*** Listed records

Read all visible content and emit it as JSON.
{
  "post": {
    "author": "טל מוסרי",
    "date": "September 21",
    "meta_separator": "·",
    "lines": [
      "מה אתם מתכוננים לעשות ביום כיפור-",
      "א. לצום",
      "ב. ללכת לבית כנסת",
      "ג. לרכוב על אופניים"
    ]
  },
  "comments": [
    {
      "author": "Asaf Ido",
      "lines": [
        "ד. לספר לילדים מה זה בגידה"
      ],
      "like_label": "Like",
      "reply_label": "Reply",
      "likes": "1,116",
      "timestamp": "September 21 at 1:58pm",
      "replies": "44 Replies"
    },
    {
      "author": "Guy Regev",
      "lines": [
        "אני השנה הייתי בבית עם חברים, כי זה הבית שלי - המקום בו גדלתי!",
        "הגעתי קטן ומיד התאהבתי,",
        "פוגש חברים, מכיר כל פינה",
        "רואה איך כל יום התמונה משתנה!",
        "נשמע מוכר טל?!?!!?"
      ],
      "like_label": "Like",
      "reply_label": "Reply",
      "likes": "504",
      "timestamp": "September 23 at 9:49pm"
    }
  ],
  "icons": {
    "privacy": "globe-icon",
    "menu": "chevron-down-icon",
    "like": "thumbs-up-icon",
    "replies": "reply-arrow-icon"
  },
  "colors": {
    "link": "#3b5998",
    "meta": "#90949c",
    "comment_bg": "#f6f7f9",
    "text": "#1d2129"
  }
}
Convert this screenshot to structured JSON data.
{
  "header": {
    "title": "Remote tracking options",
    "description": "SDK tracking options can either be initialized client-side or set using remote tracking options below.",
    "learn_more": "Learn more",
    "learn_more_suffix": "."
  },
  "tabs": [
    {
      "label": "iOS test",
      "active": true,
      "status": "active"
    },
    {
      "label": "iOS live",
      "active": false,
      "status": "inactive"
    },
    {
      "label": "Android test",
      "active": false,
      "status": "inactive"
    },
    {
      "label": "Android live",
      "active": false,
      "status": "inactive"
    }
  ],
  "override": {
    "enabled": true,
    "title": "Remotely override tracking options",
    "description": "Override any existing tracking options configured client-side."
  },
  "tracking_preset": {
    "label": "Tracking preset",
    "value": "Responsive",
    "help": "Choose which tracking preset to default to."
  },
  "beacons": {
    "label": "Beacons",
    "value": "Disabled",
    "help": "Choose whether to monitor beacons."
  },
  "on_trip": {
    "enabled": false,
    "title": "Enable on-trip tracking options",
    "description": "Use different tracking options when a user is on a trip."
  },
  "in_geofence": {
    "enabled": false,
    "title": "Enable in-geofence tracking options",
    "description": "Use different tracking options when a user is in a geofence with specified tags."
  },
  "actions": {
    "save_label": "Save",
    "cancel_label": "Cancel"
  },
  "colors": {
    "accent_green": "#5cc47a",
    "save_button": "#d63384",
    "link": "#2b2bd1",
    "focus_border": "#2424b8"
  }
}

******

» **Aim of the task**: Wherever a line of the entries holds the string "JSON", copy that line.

» **Result of this task**:
Read all visible content and emit it as JSON.
Convert this screenshot to structured JSON data.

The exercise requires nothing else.